Whether dogs should automatically undergo spay or neuter procedures is the topic of a story by Alexandra Ellerbeck in the Washington Post. She reports that growing evidence of health issues when the sex organs are removed is prompting more pet owners to consider leaving their dogs intact, or performing ovary-sparing spay (hysterectomy) or vasectomy, to preserve natural hormone levels and hopefully improve lifelong health. Research has shown that spay-neuter can result in higher risk of cancers, orthopedic conditions, obesity, incontinence, and other issues — especially in larger breeds or in dogs who were spayed or neutered at a young age. While hysterectomy and vasectomy are excellent options to ensure that dogs are sterilized while preserving normal hormone levels, few veterinarians in the United States currently offer these procedures. Many shelters, breeders, and local ordinances still require new owners to spay or neuter their dog. If you’re concerned about the potential lifetime health impacts of spay and neuter, what can you do? We recommend:

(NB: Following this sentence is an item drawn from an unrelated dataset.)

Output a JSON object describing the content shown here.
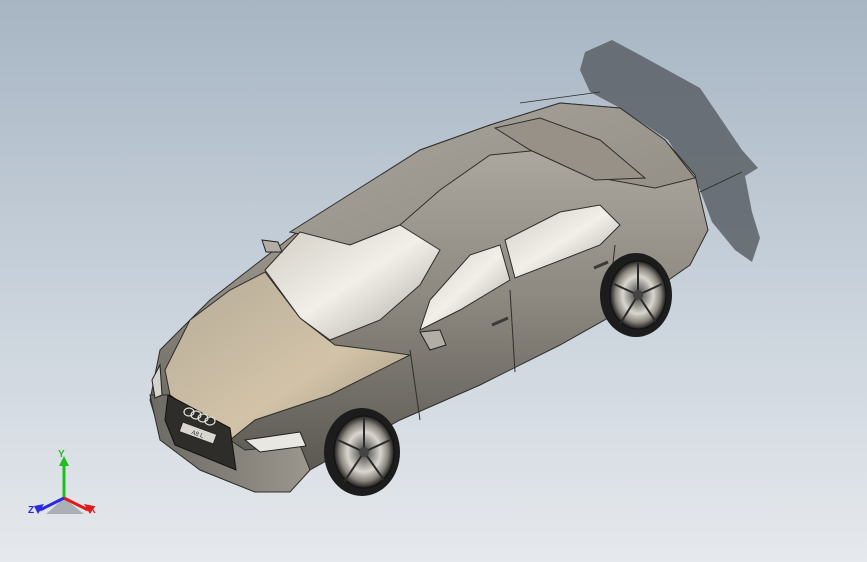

- Educate yourself: The Parsemus Foundation maintains an extensive website resource on research related to spaying and neutering (called gonadectomy) as well as hormone-sparing alternatives.

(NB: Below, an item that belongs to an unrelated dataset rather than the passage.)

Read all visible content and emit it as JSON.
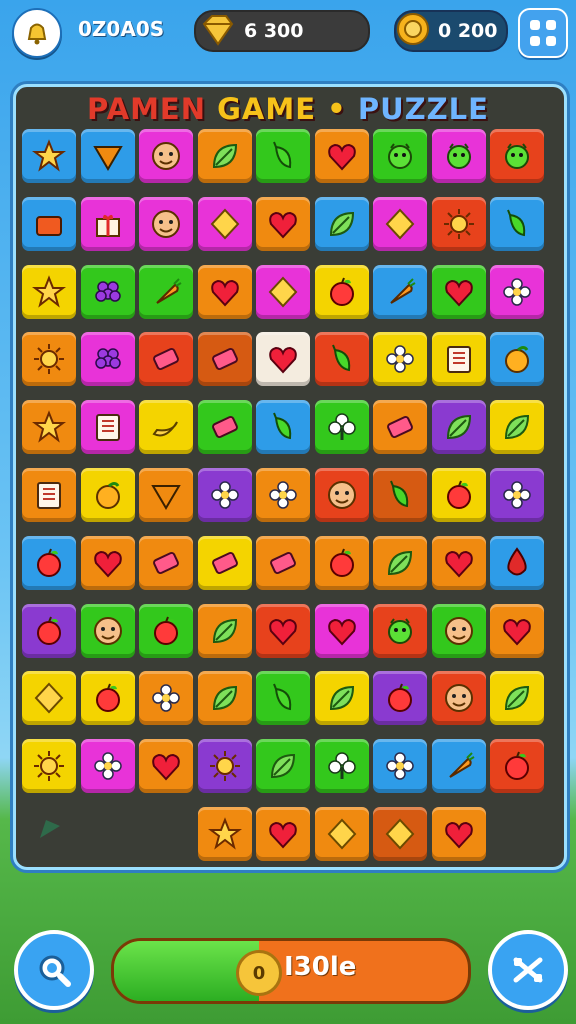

- Talk to your veterinarian: While most veterinarians in the United States do not offer alternatives to gonadectomy, you can express interest in hormone-sparing alternatives and encourage your veterinarian to learn about and offer them. Our website has training information for veterinarians on performing hysterectomy and vasectomy, and we can introduce your veterinarian to expert veterinarians who routinely perform such procedures if they’d like to consult with them.
- Find a provider and request a consultation for your dog: Our veterinary directory lists veterinarians who offer hormone-sparing sterilization procedures. You can request a paid consultation with an experienced veterinarian to review the risks and benefits of different sterilization procedures to assist you in deciding what procedure is best for your specific dog.
- Support revision of outdated spay-neuter policies: Many shelters and local ordinances require spay-neuter of dogs, sometimes at a very young age. You can encourage a change in policy in favor of an individualized approach to sterilization, which is supported by major veterinary associations, with consideration of individual health risks of spay/neuter and with the option to choose alternative sterilization procedures that preserve hormones.